  • 1980 is a big inflection point: Among those born after 1980, happiness falls with each year of age. Among those born before 1965, life evaluations rise with age. When it comes to people aged 30 and below, the United States seems to really be struggling and sits at 62nd in the rankings. However, when looking at people age 60 and above, the U.S. sits at 10th. Norway, Sweden, Germany, France, the United Kingdom and Spain are countries where the old are now significantly happier than the young, while Portugal and Greece show the reverse pattern. For a summary on happiness and age, go here.
  • On a 10-point scale, Finland's average life evaluation ranks it as the happiest country in the world. Afghanistan ranks as the least happy country in the world with a life evaluation of 1.721. For a list of the country rankings, go here.

Here is a look at the Top 10 Happiest Countries:

  1. Finland
  2. Denmark
  3. Iceland
  4. Sweden
  5. Israel
  6. Netherlands
  7. Norway
  8. Luxembourg
  9. Switzerland
  10. Australia

According to the report, the top 10 countries have remained pretty much the same since before COVID. Ranks 11-20 have had more change, with the transition countries of Eastern Europe rising in happiness (especially the Czech Republic, Lithuania, and Slovenia). Additionally, Costa Rica and Kuwait joined the top 20. As for big drops, the United States and Germany have fallen to 23 (from 15th last year) and 24 (from 16 last year) in the rankings. 

In the United States, according to WalletHub's data, Fremont, California is the happiest city in the country. This particular study noted that key ingredients to happiness include a positive mental state, healthy body, strong social connections, job satisfaction, and financial well-being. WalletHub looked at more than 180 of the largest U.S. cities in America. They examined each city based on 29 key indicators of happiness, ranging from the depression rate, to the income-growth rate, to average leisure time spent per day. 7 of the top 20 happiest cities in the U.S. are in California. 

We also have included links to a couple of related resources below: 

What can we learn from the happiest country on earth? from The Happiness Lab with Dr. Laurie Santos.

An alternative happiness report? Global Happiness 2024: The new edition of Ipsos’ Global Happiness report finds there’s been a slight dip in happiness year-on-year as economic and political clouds loom overhead. Looks like the Netherlands wins in this one!

In this issue of the World Happiness Report we focus on the happiness of people at different stages of life. In the seven ages of man in Shakespeare’s As You Like It, the later stages of life are portrayed as deeply depressing.
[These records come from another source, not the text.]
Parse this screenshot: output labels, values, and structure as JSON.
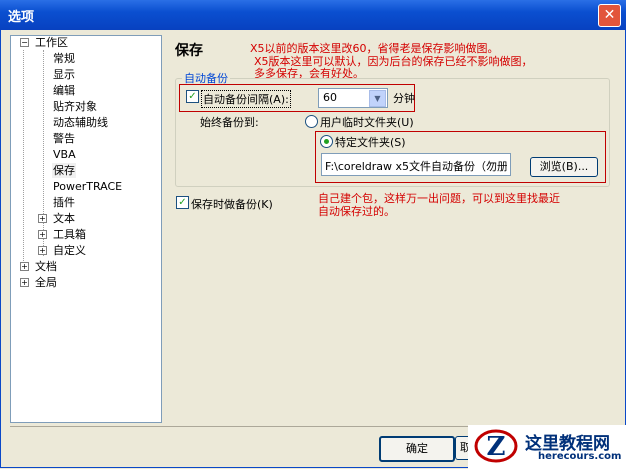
{
  "window": {
    "title": "选项",
    "close_glyph": "✕"
  },
  "tree": {
    "items": [
      {
        "label": "工作区",
        "expanded": true
      },
      {
        "label": "常规"
      },
      {
        "label": "显示"
      },
      {
        "label": "编辑"
      },
      {
        "label": "贴齐对象"
      },
      {
        "label": "动态辅助线"
      },
      {
        "label": "警告"
      },
      {
        "label": "VBA"
      },
      {
        "label": "保存",
        "selected": true
      },
      {
        "label": "PowerTRACE"
      },
      {
        "label": "插件"
      },
      {
        "label": "文本",
        "expandable": true
      },
      {
        "label": "工具箱",
        "expandable": true
      },
      {
        "label": "自定义",
        "expandable": true
      },
      {
        "label": "文档",
        "expandable": true
      },
      {
        "label": "全局",
        "expandable": true
      }
    ]
  },
  "panel": {
    "heading": "保存",
    "annotation_top_1": "X5以前的版本这里改60，省得老是保存影响做图。",
    "annotation_top_2": "X5版本这里可以默认，因为后台的保存已经不影响做图，",
    "annotation_top_3": "多多保存，会有好处。",
    "group_title": "自动备份",
    "auto_backup": {
      "label": "自动备份间隔(A):",
      "checked": true
    },
    "interval": {
      "value": "60",
      "unit": "分钟"
    },
    "always_backup_to": "始终备份到:",
    "radio_temp": {
      "label": "用户临时文件夹(U)",
      "selected": false
    },
    "radio_specific": {
      "label": "特定文件夹(S)",
      "selected": true
    },
    "folder_path": "F:\\coreldraw x5文件自动备份（勿册",
    "browse_label": "浏览(B)...",
    "save_backup": {
      "label": "保存时做备份(K)",
      "checked": true
    },
    "annotation_bottom_1": "自己建个包，这样万一出问题，可以到这里找最近",
    "annotation_bottom_2": "自动保存过的。"
  },
  "footer": {
    "ok_label": "确定",
    "cancel_label": "取消"
  },
  "watermark": {
    "title": "这里教程网",
    "url": "herecours.com",
    "logo_letter": "Z"
  },
  "colors": {
    "titlebar": "#0a4fd0",
    "annotation": "#d40000",
    "highlight_box": "#c00000",
    "check": "#21a121"
  }
}
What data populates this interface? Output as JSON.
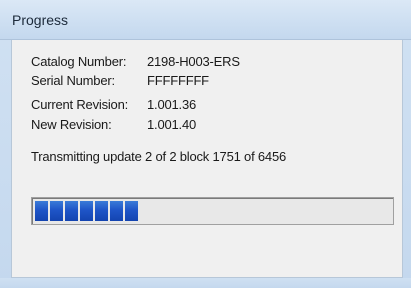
{
  "window": {
    "title": "Progress"
  },
  "details": {
    "catalog_label": "Catalog Number:",
    "catalog_value": "2198-H003-ERS",
    "serial_label": "Serial Number:",
    "serial_value": "FFFFFFFF",
    "current_revision_label": "Current Revision:",
    "current_revision_value": "1.001.36",
    "new_revision_label": "New Revision:",
    "new_revision_value": "1.001.40"
  },
  "status": {
    "text": "Transmitting update 2 of 2  block 1751 of 6456"
  },
  "progress": {
    "filled_blocks": 7,
    "accent_color": "#1f55c7"
  }
}
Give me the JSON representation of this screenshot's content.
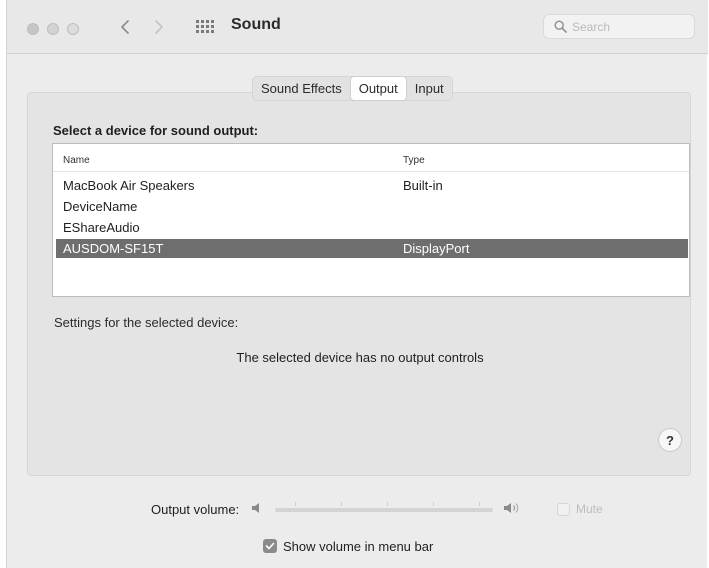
{
  "window": {
    "title": "Sound"
  },
  "search": {
    "placeholder": "Search"
  },
  "tabs": [
    {
      "label": "Sound Effects",
      "active": false
    },
    {
      "label": "Output",
      "active": true
    },
    {
      "label": "Input",
      "active": false
    }
  ],
  "output": {
    "heading": "Select a device for sound output:",
    "columns": {
      "name": "Name",
      "type": "Type"
    },
    "devices": [
      {
        "name": "MacBook Air Speakers",
        "type": "Built-in",
        "selected": false
      },
      {
        "name": "DeviceName",
        "type": "",
        "selected": false
      },
      {
        "name": "EShareAudio",
        "type": "",
        "selected": false
      },
      {
        "name": "AUSDOM-SF15T",
        "type": "DisplayPort",
        "selected": true
      }
    ],
    "settings_label": "Settings for the selected device:",
    "no_controls": "The selected device has no output controls"
  },
  "help": {
    "label": "?"
  },
  "volume": {
    "label": "Output volume:",
    "mute_label": "Mute",
    "mute_checked": false,
    "show_in_menu_bar_label": "Show volume in menu bar",
    "show_in_menu_bar_checked": true
  },
  "icons": {
    "back": "chevron-left-icon",
    "forward": "chevron-right-icon",
    "show_all": "grid-icon",
    "search": "magnifying-glass-icon",
    "volume_low": "speaker-low-icon",
    "volume_high": "speaker-high-icon",
    "checkbox": "checkmark-icon"
  },
  "colors": {
    "selection": "#6e6e6e",
    "window_bg": "#ececec",
    "panel_bg": "#e4e4e4"
  }
}
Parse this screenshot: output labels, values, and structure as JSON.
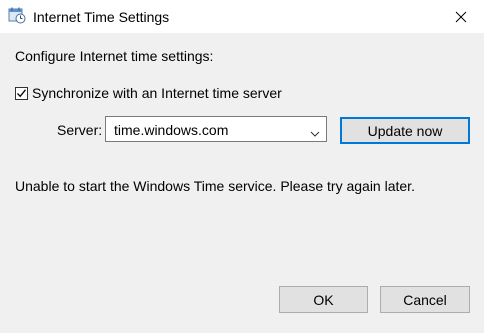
{
  "window": {
    "title": "Internet Time Settings",
    "icon": "clock-calendar-icon"
  },
  "content": {
    "heading": "Configure Internet time settings:",
    "sync_checkbox": {
      "label": "Synchronize with an Internet time server",
      "checked": true
    },
    "server": {
      "label": "Server:",
      "value": "time.windows.com"
    },
    "update_button": "Update now",
    "status_message": "Unable to start the Windows Time service. Please try again later."
  },
  "footer": {
    "ok_label": "OK",
    "cancel_label": "Cancel"
  },
  "colors": {
    "accent": "#0078d7",
    "dialog_bg": "#f0f0f0",
    "button_bg": "#e1e1e1"
  }
}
But happiness research shows a more nuanced picture, and one that is changing over time. We encourage you to explore the 2024 report for the latest findings on the happiness of the world’s young, the old – and everyone in between.


global mobility, talent, happiness, culture, environment, quality of life, report, gallup, oxford wellbeing research centre, life evaluation, countries, global, ranking, ipsos, finland, netherlands